### Video Transcript

Find the intervals on which the function π of π₯ equals two π to the power of π₯ over negative three π to the power of π₯ plus four is either increasing or decreasing.

We recall that we can use calculus to identify intervals of increase or decrease of a function. We say that a function is increasing if the value of its first derivative at a given point is greater than zero. Similarly, itβs decreasing at that point if the value of the derivative there is less than zero. Of course, weβre looking to find the intervals on which our function is increasing or decreasing.
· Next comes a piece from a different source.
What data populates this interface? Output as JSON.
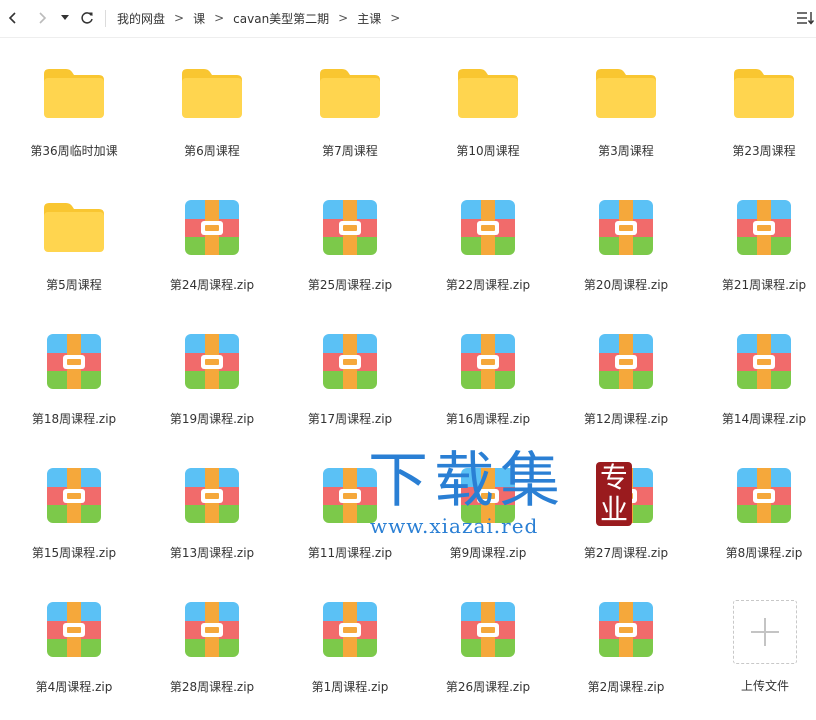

In other words, the entire set of values of π₯ such that π prime of π₯ is greater than zero and the entire set of values of π₯ such that π prime of π₯ is less than zero.

So now we look at our function. We have a quotient. Itβs two π to the power of π₯ over negative three π to the power of π₯ plus four. Both the numerator and the denominator of our fraction are differentiable. And we know this because they are simple exponential functions. And exponential functions are indeed differentiable over their entire domain.

And so we can use the quotient rule to find the derivative. This says that the derivative of the quotient of two differentiable functions π’ and π£ is π£ times dπ’ by dπ₯ minus π’ times dπ£ by dπ₯ all over π£ squared. Weβll let π’ be equal to the numerator of our fraction. Thatβs two π to the power of π₯. And therefore, π£ is equal to negative three π to the power of π₯ plus four.

We see from our rule that we need to work out dπ’ by dπ₯ and dπ£ by dπ₯. And in fact the derivative of π to the power of π₯ is simply π to the power of π₯. So dπ’ by dπ₯ is two π to the power of π₯. Similarly, the derivative of negative three π to the power of π₯ is negative three π to the power of π₯. And then the derivative of a constant is zero.

Using function notation then, we multiply π£ by dπ’ by dπ₯. Thatβs negative three π to the power of π₯ plus four times two π to the power of π₯. Then we subtract π’ times dπ£ by dπ₯. Thatβs two π to the power of π₯ times negative three π to the power of π₯. And this is all over π£ squared.

Our next job is to simplify our fraction. Weβll leave the denominator as it is for now and simply focus on the numerator. Notice we have a constant factor of two π to the power of π₯. So letβs factor this expression. Dividing negative three π to the power of π₯ plus four times two π to the power of π₯ by two π to the power of π₯ leaves us with negative three π to the power of π₯ plus four. And dividing negative two π to the power of π₯ times negative three π to the power of π₯ by two π to the power of π₯ leaves us negative negative three π to the power of π₯, which is of course simply three π to the power of π₯.

And now we notice that negative three π to the power of π₯ plus three π to the power of π₯ is zero. So our fraction becomes two π to the power of π₯ times four over negative three π to the power of π₯ plus four squared, which is eight π to the power of π₯ over negative three π to the power of π₯ plus four squared.

Now, remember, weβre looking to find the values of π₯ such that this expression is positive for an increasing function and negative for the parts of the function where itβs decreasing. And actually, we can use a bit of common sense to do so. We know that π to the power of π₯ is always positive. And that means that eight π to the power of π₯ must also be positive. It must be greater than zero.

Similarly, when we square any real number, we get a positive result. So negative three π to the power of π₯ plus four squared must be always greater than or actually equal to zero. And so since a positive divided by a positive is a positive, we can say that the first derivative will be greater than zero for all real values of π₯ except those when negative three π to the power of π₯ plus four is equal to zero.

So letβs solve the equation negative three π to the power of π₯ plus four equals zero to find the value or values of π₯ that weβre not including in our interval. We add negative three π to the power of π₯ to both sides of our equation. Then we divide through by three. So we find that π to the power of π₯ equals four-thirds.

Weβre looking to solve for π₯. And so since the natural log is the inverse of π to the power of π₯, weβre going to take the natural log of both sides of our equation. And so we find that solving this equation gives us π₯ is equal to the natural log of four-thirds. And so our function is always increasing except when π₯ is equal to this value.

We can use interval notation to represent this. Remember, if we use these curly brackets, weβre saying that π₯ can be greater than negative β and less than the natural log of four-thirds. And so our function is increasing on the open interval from negative β to the natural log of four-thirds and the open interval from the natural log of four-thirds to β.

And it is worth briefly considering what it means if we have π₯ equals the natural log of four-thirds. It doesnβt mean our first derivative is equal to zero. In fact, our first derivative at this point is equal to something divided by zero. Itβs undefined. And so we do have a critical point there. In fact, in this case, it actually represents an asymptote.